My mother tapped on the driver side window directing me to unlock the door. She recounts that I smiled and turned my face away from her, giggling. (Let me state I do not recall this event at all other than hearing this story from her.) She states that I turned my face from side to side, eyes closed, and smiling while ignoring her pleas. The gas attendant got involved by walking around to the passenger side of the car, tapping on the window, instructing me to unlock the door. Again, according to my mother; I turned my face away from him. This went on a few minutes until the attendant noticed the “wing window” was open, he fashioned a wire hanger into a hook, fished it around the lock and could break into the car. Eureka, crisis averted!
Fast forward 43 years and I can tell you that this story is as raw to my mother today as it was the day it happened. Every time she shared this event it re-established her feelings in that moment. Through this I grew to resent her for being so mad at me for being a child and not knowing any better. Often I would become angry at her for trying to reprimand me in front of friends and boyfriends over this. In time as a defense I made a mockery of it.
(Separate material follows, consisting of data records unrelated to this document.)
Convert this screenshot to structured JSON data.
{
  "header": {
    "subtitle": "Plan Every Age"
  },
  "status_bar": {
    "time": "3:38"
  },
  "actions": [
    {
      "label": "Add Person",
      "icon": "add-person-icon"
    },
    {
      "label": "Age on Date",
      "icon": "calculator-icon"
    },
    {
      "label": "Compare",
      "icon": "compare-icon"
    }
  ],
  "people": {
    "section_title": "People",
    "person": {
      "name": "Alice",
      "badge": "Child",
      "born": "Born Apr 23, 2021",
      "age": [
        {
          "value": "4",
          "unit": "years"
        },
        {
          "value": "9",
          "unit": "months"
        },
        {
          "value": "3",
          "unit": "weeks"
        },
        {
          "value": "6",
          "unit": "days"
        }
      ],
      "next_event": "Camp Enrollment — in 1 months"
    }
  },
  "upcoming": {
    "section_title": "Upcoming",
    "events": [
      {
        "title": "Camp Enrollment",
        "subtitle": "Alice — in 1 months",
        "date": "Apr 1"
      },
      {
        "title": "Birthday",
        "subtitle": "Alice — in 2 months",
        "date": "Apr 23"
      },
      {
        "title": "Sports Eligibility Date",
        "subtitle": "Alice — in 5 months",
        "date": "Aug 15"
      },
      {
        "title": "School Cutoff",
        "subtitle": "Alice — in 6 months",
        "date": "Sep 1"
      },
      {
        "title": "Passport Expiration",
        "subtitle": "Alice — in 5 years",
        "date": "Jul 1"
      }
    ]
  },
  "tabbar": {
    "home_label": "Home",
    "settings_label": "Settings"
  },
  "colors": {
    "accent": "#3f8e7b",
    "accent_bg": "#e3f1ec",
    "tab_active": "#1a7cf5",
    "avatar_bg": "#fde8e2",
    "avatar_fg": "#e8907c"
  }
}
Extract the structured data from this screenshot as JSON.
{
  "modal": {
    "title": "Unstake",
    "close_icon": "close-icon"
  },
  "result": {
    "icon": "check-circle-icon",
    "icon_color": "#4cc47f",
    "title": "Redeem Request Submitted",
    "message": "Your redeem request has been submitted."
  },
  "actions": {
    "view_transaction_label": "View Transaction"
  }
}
So, I did a living life review of the situation, by opening my heart to her perspective. What transpired that morning, was embarrassing for her. Yes, logically we can see it through the idea that it was a young girl being silly but it was mortifying to her and on some level in her mind it defined her as a mother. I believe she worried how others judged her. As a defense mechanism she took all of her judging fear out on me. When I opened my heart to understanding her instead of getting wrapped up in how this made me feel, I was able to realize her hurt. I could feel her shame and pain. It made me realize with open heart, that in order to move past this I will need to put my resentment to rest. I see now that this is her best and although it is not how I am wired, I do not feel anything but compassion and love for her. In letting go of it, realizing it is her deal not mine I am helping myself move forward.
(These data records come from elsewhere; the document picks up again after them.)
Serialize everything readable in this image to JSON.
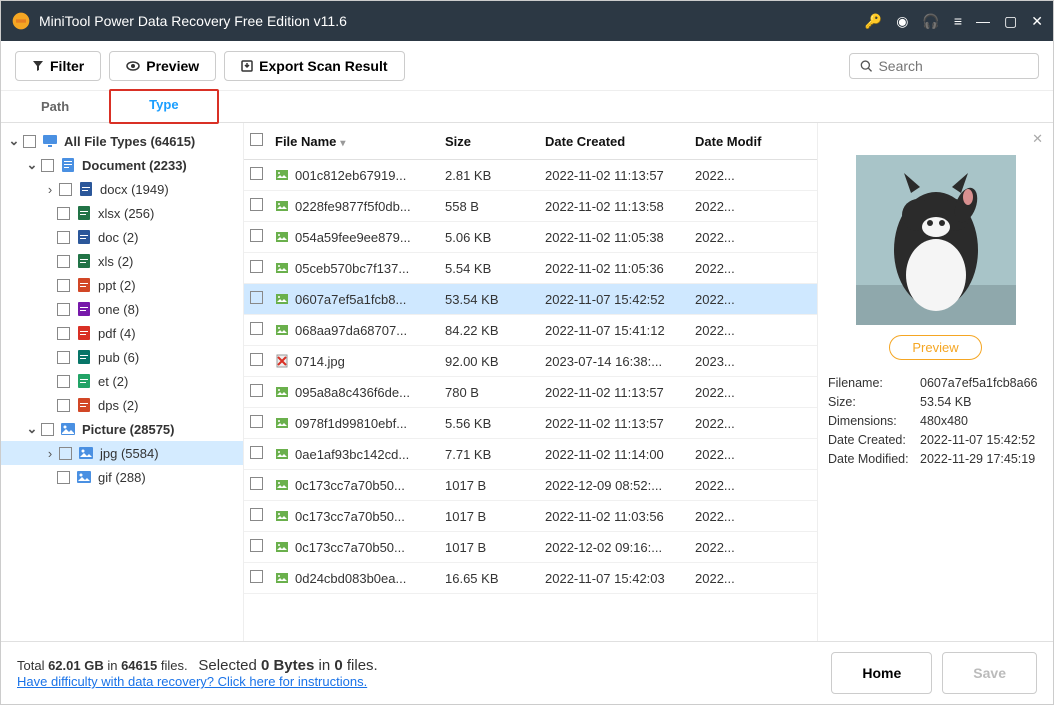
{
  "window": {
    "title": "MiniTool Power Data Recovery Free Edition v11.6"
  },
  "toolbar": {
    "filter": "Filter",
    "preview": "Preview",
    "export": "Export Scan Result",
    "searchPlaceholder": "Search"
  },
  "tabs": {
    "path": "Path",
    "type": "Type"
  },
  "tree": {
    "root": "All File Types (64615)",
    "document": "Document (2233)",
    "items": [
      "docx (1949)",
      "xlsx (256)",
      "doc (2)",
      "xls (2)",
      "ppt (2)",
      "one (8)",
      "pdf (4)",
      "pub (6)",
      "et (2)",
      "dps (2)"
    ],
    "picture": "Picture (28575)",
    "pic_items": [
      "jpg (5584)",
      "gif (288)"
    ]
  },
  "columns": {
    "name": "File Name",
    "size": "Size",
    "created": "Date Created",
    "modified": "Date Modif"
  },
  "rows": [
    {
      "name": "001c812eb67919...",
      "size": "2.81 KB",
      "created": "2022-11-02 11:13:57",
      "modified": "2022..."
    },
    {
      "name": "0228fe9877f5f0db...",
      "size": "558 B",
      "created": "2022-11-02 11:13:58",
      "modified": "2022..."
    },
    {
      "name": "054a59fee9ee879...",
      "size": "5.06 KB",
      "created": "2022-11-02 11:05:38",
      "modified": "2022..."
    },
    {
      "name": "05ceb570bc7f137...",
      "size": "5.54 KB",
      "created": "2022-11-02 11:05:36",
      "modified": "2022..."
    },
    {
      "name": "0607a7ef5a1fcb8...",
      "size": "53.54 KB",
      "created": "2022-11-07 15:42:52",
      "modified": "2022...",
      "selected": true
    },
    {
      "name": "068aa97da68707...",
      "size": "84.22 KB",
      "created": "2022-11-07 15:41:12",
      "modified": "2022..."
    },
    {
      "name": "0714.jpg",
      "size": "92.00 KB",
      "created": "2023-07-14 16:38:...",
      "modified": "2023...",
      "deleted": true
    },
    {
      "name": "095a8a8c436f6de...",
      "size": "780 B",
      "created": "2022-11-02 11:13:57",
      "modified": "2022..."
    },
    {
      "name": "0978f1d99810ebf...",
      "size": "5.56 KB",
      "created": "2022-11-02 11:13:57",
      "modified": "2022..."
    },
    {
      "name": "0ae1af93bc142cd...",
      "size": "7.71 KB",
      "created": "2022-11-02 11:14:00",
      "modified": "2022..."
    },
    {
      "name": "0c173cc7a70b50...",
      "size": "1017 B",
      "created": "2022-12-09 08:52:...",
      "modified": "2022..."
    },
    {
      "name": "0c173cc7a70b50...",
      "size": "1017 B",
      "created": "2022-11-02 11:03:56",
      "modified": "2022..."
    },
    {
      "name": "0c173cc7a70b50...",
      "size": "1017 B",
      "created": "2022-12-02 09:16:...",
      "modified": "2022..."
    },
    {
      "name": "0d24cbd083b0ea...",
      "size": "16.65 KB",
      "created": "2022-11-07 15:42:03",
      "modified": "2022..."
    }
  ],
  "preview": {
    "button": "Preview",
    "filename_k": "Filename:",
    "filename_v": "0607a7ef5a1fcb8a66",
    "size_k": "Size:",
    "size_v": "53.54 KB",
    "dim_k": "Dimensions:",
    "dim_v": "480x480",
    "created_k": "Date Created:",
    "created_v": "2022-11-07 15:42:52",
    "modified_k": "Date Modified:",
    "modified_v": "2022-11-29 17:45:19"
  },
  "footer": {
    "total_pre": "Total ",
    "total_size": "62.01 GB",
    "total_mid": " in ",
    "total_files": "64615",
    "total_suf": " files.",
    "sel_pre": "Selected ",
    "sel_bytes": "0 Bytes",
    "sel_mid": " in ",
    "sel_files": "0",
    "sel_suf": " files.",
    "help": "Have difficulty with data recovery? Click here for instructions.",
    "home": "Home",
    "save": "Save"
  }
}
We all have perceptions. None of us are cut from the same cloth. It is through our experiences and our soul’s journey of expansion we have both the choice and the opportunity to be forgiving, loving, humble and kind. Even if our perceptions do not match or resonate to one another we can choose grace and dignity above all else. Trust me it is never worth getting caught up in the battle of who is “right.” Perception is neither right nor wrong; they are only different. It is these differences that usher in expansion and growth. Finding tolerance in situations rather than discord will go a long way. Focusing on the discord creates more discord. Each time she revisits that memory she is perpetuating the cycle of those emotions. I chose to break that cycle with love and humbled heart.
Tolerance is a powerful tool toward healing this life, this journey, and this world we live in.